red to orange powder
Lead tetroxide has many applications. The most important use is in paint and storage-batteries. It is used as a pigment in corrosion-protecting paints for steel surfaces. It also is used in positive battery plates; in colored glasses and ceramics; in glass sealants for television picture tubes; in propellants and explosives; in radiation shields for x-rays and gamma rays; in the vulcanization of rubber; in glass-writing pencils; in adhesives for tire cords; in foaming agents and waterproofing materials; in plasters and ointments; in lead dioxide matches; and as a catalyst for oxidation of carbon monoxide in exhausts.
Plasters and ointments; manufacture of colorless glass; glaze for faience; flux for porcelain painting, protective paint for iron and steel; oil-color for ship paints, varnishes; coloring rubber; cement for glass, gas and steam pipes; storage batteries; pencils for writing on glass; manufacture of lead peroxide, matches.
When heated above 550°C, the tetroxide decomposes to monoxide, evolving oxygen:
6Pb3O4→6PbO + O2
Lead tetroxide reacts with dilute nitric acid forming lead nitrate and precipitating lead dioxide:
Pb3O4 + 4HNO3 → 2Pb(NO3)2 + PbO2 + 2H2O
The above reaction may be explained by assuming lead tetroxide as formally equivalent to plumbus plumbate having a structure Pb2II[PbIVO4] in which Pb2+ dissolves in dilute nitric acid forming lead(II) nitrate while Pb4+ precipitates out as lead(IV) oxide.
Lead tetroxide reacts with anhydrous acetic acid at 80°C producing lead(II) acetate and lead(IV) acetate. Alternatively, the tetroxide is added into a mixture of glacial acetic acid and acetic anhydride and heated gently:
Pb3O4 + 8CH3COOH → 2Pb(CH3COO)2 + Pb(CH3Coo)4 + 4H2O
On cooling, the tetraacetate crystallizes, leaving diacetate in the solution. Acetic anhydride is added to react with water produced in the reaction to form acetic acid and thus prevent hydrolysis.
Lead tetroxide can be reduced to metallic lead when heated with reducing agents, such as hydrogen, carbon, or carbon monoxide:
Pb3O4 + 4H2→3Pb + 4H2O
Bright-red crystalline substance or amorphous powder; density 9.1 g/cm3; decomposes on heating to 500°C, melts at 830°C under pressure and oxygen; insoluble in water and alcohol; soluble in glacial acetic acid, hot hydrochloric acid, and a dilute nitric acid-hydrogen peroxide mixture.

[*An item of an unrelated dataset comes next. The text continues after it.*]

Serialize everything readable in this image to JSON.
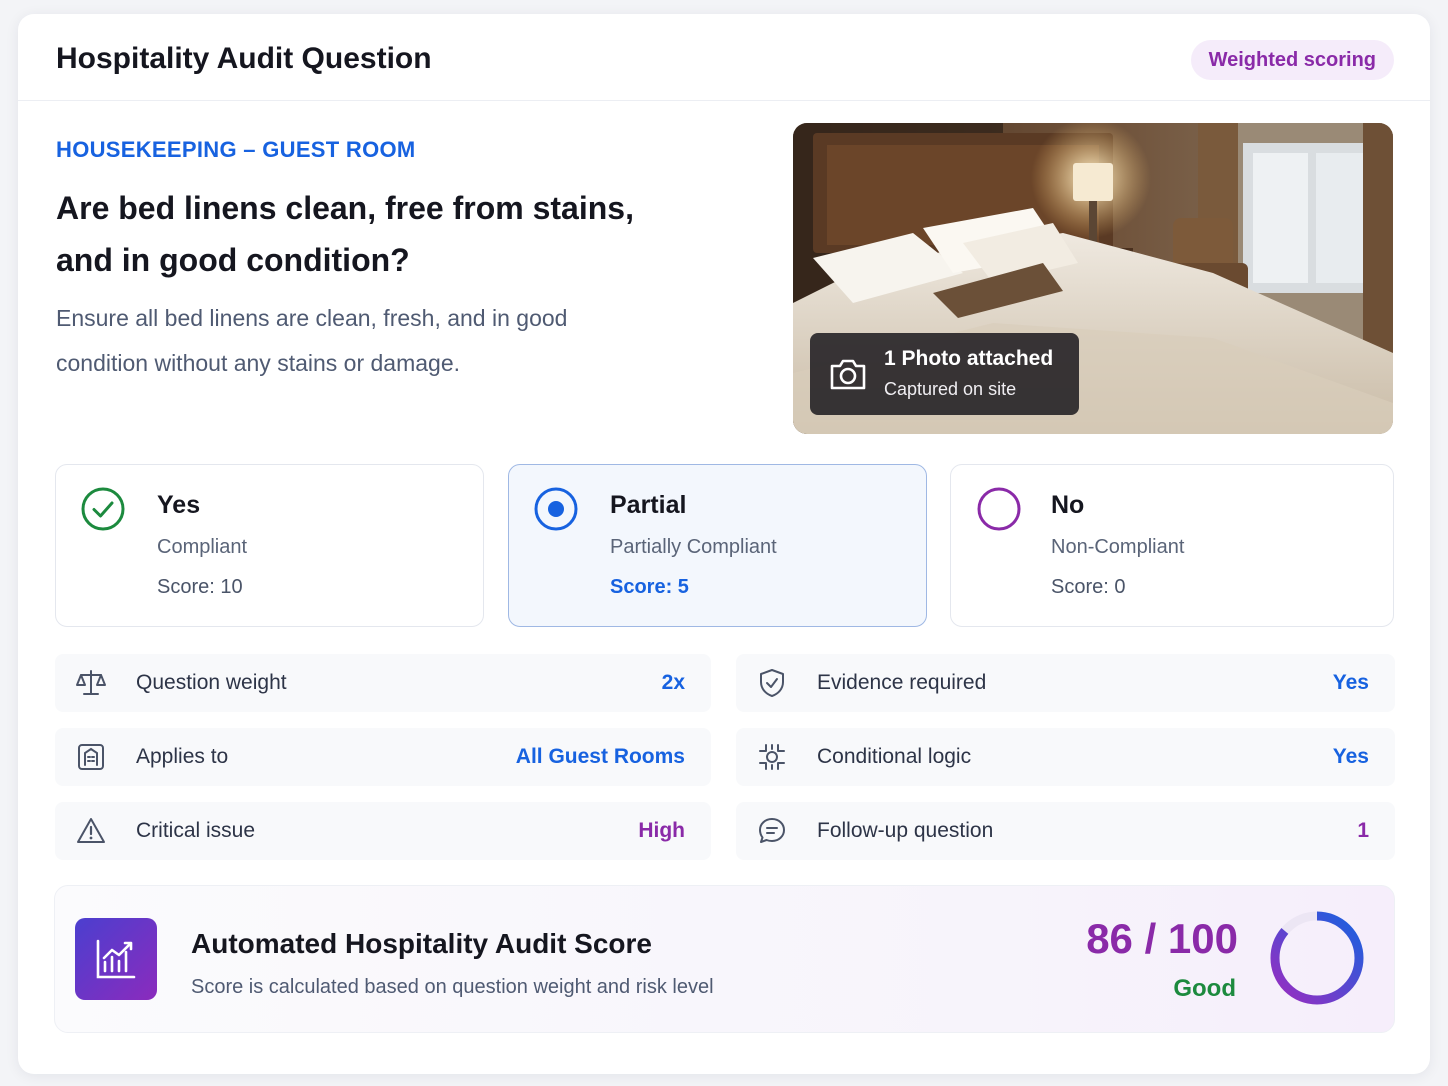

Lead tetroxide is made by heating lead monoxide in the presence of air at temperatures between 450 to 500°C. The temperature should be maintained below 500°C, above which the tetroxide decomposes.
6PbO + O2→2Pb3O4
Alternatively, the tetroxide may be prepared by heating a mixture of lead monoxide and lead dioxide at 250°C:
2PbO + PbO2→Pb3O4